Circuit des vieux métiers (Old Trade Route)
A small rural commune in the Limagne hills, famous for its abbey, Manglieu had over 1700 inhabitants in 1846, almost four times as many as today.
The entire population of the commune’s various hamlets worked in the fields. They were smallholders, farmers, day labourers or simple agricultural servants, but they all earned their livelihood from the land.
In the village, work was more varied. Many men worked directly for the farmers, such as wheelwrights, blacksmiths, ferriers and millers. Others worked as clog-makers, bricklayers, carpenters and weavers. Some trades were occupied only by women: laundresses, ironers and seamstresses.
Whether they were bosses, employees, apprentices or servants, they were all essential to the running of a community that lived in virtual autarky (economic self-sufficiency). The village warden ensured law and order were respected, the village priest ensured the salvation of souls and the rural postman carried news of the outside world from farm to farm.
Many of these pursuits have now disappeared. The walk between the village and the hamlets invites you to rediscover the variety of trades and the people of the commune who once practised them.
- The village priest
- The fuller
- The farmer
- The wheelwright
- The blacksmith-ferrier

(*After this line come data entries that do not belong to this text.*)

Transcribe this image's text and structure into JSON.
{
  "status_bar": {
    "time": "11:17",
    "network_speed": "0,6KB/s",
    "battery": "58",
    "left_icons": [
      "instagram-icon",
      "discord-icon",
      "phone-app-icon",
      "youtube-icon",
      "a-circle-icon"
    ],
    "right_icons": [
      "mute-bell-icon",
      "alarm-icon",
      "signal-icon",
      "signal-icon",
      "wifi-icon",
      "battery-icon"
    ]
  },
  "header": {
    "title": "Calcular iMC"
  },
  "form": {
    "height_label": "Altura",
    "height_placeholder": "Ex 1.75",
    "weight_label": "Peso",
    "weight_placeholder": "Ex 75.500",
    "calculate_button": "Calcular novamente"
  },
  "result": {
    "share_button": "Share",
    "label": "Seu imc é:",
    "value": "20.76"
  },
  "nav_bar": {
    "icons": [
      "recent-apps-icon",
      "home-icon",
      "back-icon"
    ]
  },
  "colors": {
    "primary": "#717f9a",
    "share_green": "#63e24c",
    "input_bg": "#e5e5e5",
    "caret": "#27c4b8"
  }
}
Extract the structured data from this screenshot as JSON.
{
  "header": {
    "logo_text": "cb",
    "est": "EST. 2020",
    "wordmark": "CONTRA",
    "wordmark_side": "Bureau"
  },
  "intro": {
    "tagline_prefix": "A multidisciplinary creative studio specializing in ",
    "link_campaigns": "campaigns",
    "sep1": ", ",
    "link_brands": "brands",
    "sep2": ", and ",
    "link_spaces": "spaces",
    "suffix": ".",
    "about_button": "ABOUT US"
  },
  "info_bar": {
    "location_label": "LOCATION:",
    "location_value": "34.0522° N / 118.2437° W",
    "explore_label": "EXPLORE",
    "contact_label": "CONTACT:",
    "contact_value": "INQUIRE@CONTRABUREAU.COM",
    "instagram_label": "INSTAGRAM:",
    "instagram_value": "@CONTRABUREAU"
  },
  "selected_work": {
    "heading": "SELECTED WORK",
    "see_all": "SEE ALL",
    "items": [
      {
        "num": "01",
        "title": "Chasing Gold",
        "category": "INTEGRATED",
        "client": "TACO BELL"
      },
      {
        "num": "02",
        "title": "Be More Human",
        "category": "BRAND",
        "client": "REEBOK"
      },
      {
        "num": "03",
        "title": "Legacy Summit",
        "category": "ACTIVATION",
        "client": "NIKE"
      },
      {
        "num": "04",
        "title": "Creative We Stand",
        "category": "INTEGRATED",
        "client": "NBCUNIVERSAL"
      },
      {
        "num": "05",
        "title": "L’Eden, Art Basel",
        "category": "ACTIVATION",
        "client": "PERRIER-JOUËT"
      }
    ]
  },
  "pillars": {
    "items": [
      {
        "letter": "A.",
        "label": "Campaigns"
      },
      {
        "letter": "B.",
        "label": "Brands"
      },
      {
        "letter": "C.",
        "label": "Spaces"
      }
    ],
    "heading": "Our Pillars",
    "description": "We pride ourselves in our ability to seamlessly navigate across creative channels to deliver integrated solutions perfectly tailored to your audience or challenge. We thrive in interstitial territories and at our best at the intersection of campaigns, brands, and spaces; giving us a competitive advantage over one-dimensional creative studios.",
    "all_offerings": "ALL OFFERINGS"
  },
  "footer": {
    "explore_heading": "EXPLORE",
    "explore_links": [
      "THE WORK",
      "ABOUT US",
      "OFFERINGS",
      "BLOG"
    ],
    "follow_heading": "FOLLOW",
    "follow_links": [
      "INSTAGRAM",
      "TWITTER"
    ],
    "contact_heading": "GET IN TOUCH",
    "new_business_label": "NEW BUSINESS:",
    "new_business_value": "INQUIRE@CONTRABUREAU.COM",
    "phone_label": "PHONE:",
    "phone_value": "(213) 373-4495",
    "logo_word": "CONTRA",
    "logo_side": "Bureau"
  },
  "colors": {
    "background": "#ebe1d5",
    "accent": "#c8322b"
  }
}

- The postman
- The miller
- The laundresses
- The Abbey Church of Manglieu
Length of route: 4.3 km